Lobster Roach Care Sheet
Naupheta cinerea, a.k.a. The Cuban Lobster Roach a.k.a. Lobster roaches. Lobsters are a small winged tropical roach. They can climb glass and plastic, and while they cannot fly, they can flutter fall at a slight downward angle. A barrier such as my super slick roach barrier will keep them from climbing out of the tub.
1/16-1/8th of an inch when born, adults reach about 1 1/4 -1 1/2 inches
Lobster roaches can climb glass and plastic and any other smooth surface. A barrier is required to keep them. I like to house all of my roaches in rubbermaid or sterlite containers with screened lids and I use Super Slick Roach Barrier to contain them. I suggest screening 80% of the lid as you can always cover part of it with a terry cloth towel to help retain humidity.
I use egg crates positioned vertically for additional floor/living space. A substrate of coconut fiber (bed a beast, coconut coir) and sphagnum moss can be used as can other soil mixtures. If you use any kind of substrate from a hardware store or garden shop, MAKE SURE IT IS CHEMICAL FREE!
Lobster roaches are decomposers in the wild, eating fruits and other plant material and the occasional animal material. I keep my home made dry roach food available to them at all times. When feeding any fresh fruits or vegetables, do not put in more then they can eat in 24-36 hour period to avoid problems caused by rotten food. I also provide water gel to my roaches as a water source at all times.
Keep food and water gel available at all times. Clean out the waste as needed. I do not allow the waste to get any deeper then 1/2-3/4 of an inch.
Lobsters reach sexual maturity between 3 and 4 months.
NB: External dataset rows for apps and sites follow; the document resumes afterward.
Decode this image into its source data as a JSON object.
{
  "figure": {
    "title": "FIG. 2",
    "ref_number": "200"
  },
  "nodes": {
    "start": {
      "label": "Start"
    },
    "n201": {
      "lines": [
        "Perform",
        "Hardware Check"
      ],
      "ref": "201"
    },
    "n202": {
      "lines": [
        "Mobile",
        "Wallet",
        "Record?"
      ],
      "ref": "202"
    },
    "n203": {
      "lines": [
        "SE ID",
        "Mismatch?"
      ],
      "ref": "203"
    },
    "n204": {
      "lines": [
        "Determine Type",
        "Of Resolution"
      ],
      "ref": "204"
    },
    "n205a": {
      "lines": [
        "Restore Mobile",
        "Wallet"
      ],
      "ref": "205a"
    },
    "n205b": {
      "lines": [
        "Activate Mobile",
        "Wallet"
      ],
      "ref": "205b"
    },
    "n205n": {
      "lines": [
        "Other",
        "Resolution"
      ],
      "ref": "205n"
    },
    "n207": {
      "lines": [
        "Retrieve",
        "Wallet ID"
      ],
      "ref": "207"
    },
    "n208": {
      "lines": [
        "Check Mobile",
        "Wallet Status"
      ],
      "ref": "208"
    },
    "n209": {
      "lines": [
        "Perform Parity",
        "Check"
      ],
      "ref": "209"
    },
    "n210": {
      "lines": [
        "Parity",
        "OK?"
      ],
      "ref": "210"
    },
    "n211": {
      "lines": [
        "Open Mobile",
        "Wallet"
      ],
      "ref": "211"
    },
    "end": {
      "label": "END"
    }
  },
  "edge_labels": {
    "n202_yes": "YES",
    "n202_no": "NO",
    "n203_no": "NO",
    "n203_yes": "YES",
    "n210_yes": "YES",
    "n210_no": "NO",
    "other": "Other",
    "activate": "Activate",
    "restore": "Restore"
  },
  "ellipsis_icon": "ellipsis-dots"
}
They can have 20-30 babies at a time about once a month depending on conditions. Lobsters are live bearing, incubating their ootheca or egg case inside their abdomen until it is ready to hatch. These are one of the fastest producing roaches I carry.